(Source records)
* * * * * * *
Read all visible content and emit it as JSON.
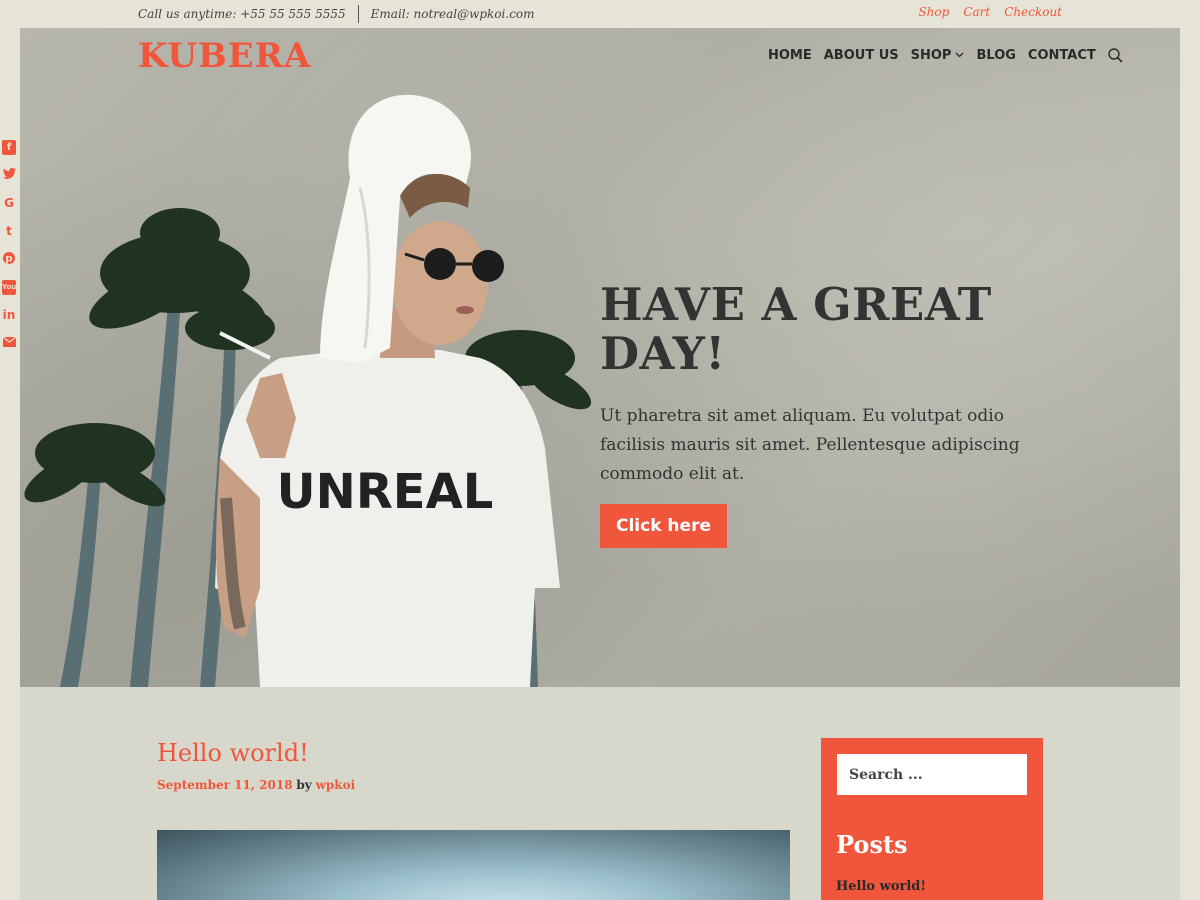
{
  "topbar": {
    "phone": "Call us anytime: +55 55 555 5555",
    "email": "Email: notreal@wpkoi.com",
    "links": [
      "Shop",
      "Cart",
      "Checkout"
    ]
  },
  "brand": {
    "logo": "KUBERA",
    "accent": "#f0563b"
  },
  "nav": {
    "items": [
      "HOME",
      "ABOUT US",
      "SHOP",
      "BLOG",
      "CONTACT"
    ],
    "shop_dropdown_icon": "chevron-down-icon",
    "search_icon": "search-icon"
  },
  "hero": {
    "title": "HAVE A GREAT DAY!",
    "text": "Ut pharetra sit amet aliquam. Eu volutpat odio facilisis mauris sit amet. Pellentesque adipiscing commodo elit at.",
    "button": "Click here",
    "shirt_text": "UNREAL"
  },
  "social": {
    "icons": [
      "facebook-icon",
      "twitter-icon",
      "google-icon",
      "tumblr-icon",
      "pinterest-icon",
      "youtube-icon",
      "linkedin-icon",
      "email-icon"
    ]
  },
  "post": {
    "title": "Hello world!",
    "date": "September 11, 2018",
    "by": "by",
    "author": "wpkoi"
  },
  "sidebar": {
    "search_placeholder": "Search ...",
    "heading": "Posts",
    "recent": [
      "Hello world!"
    ]
  }
}
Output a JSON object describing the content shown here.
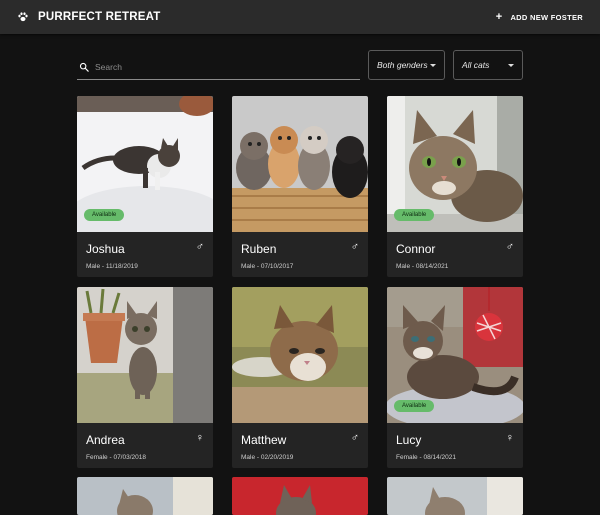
{
  "app": {
    "title": "PURRFECT RETREAT",
    "logo_icon": "paw-icon"
  },
  "toolbar": {
    "add_label": "ADD NEW FOSTER"
  },
  "search": {
    "placeholder": "Search",
    "value": ""
  },
  "filters": {
    "gender": "Both genders",
    "category": "All cats"
  },
  "cats": [
    {
      "name": "Joshua",
      "meta": "Male - 11/18/2019",
      "sex_icon": "male-icon",
      "sex_symbol": "♂",
      "badge": "Available"
    },
    {
      "name": "Ruben",
      "meta": "Male - 07/10/2017",
      "sex_icon": "male-icon",
      "sex_symbol": "♂",
      "badge": ""
    },
    {
      "name": "Connor",
      "meta": "Male - 08/14/2021",
      "sex_icon": "male-icon",
      "sex_symbol": "♂",
      "badge": "Available"
    },
    {
      "name": "Andrea",
      "meta": "Female - 07/03/2018",
      "sex_icon": "female-icon",
      "sex_symbol": "♀",
      "badge": ""
    },
    {
      "name": "Matthew",
      "meta": "Male - 02/20/2019",
      "sex_icon": "male-icon",
      "sex_symbol": "♂",
      "badge": ""
    },
    {
      "name": "Lucy",
      "meta": "Female - 08/14/2021",
      "sex_icon": "female-icon",
      "sex_symbol": "♀",
      "badge": "Available"
    }
  ]
}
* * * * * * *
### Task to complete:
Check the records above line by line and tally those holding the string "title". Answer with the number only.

### Result of the exercise:
3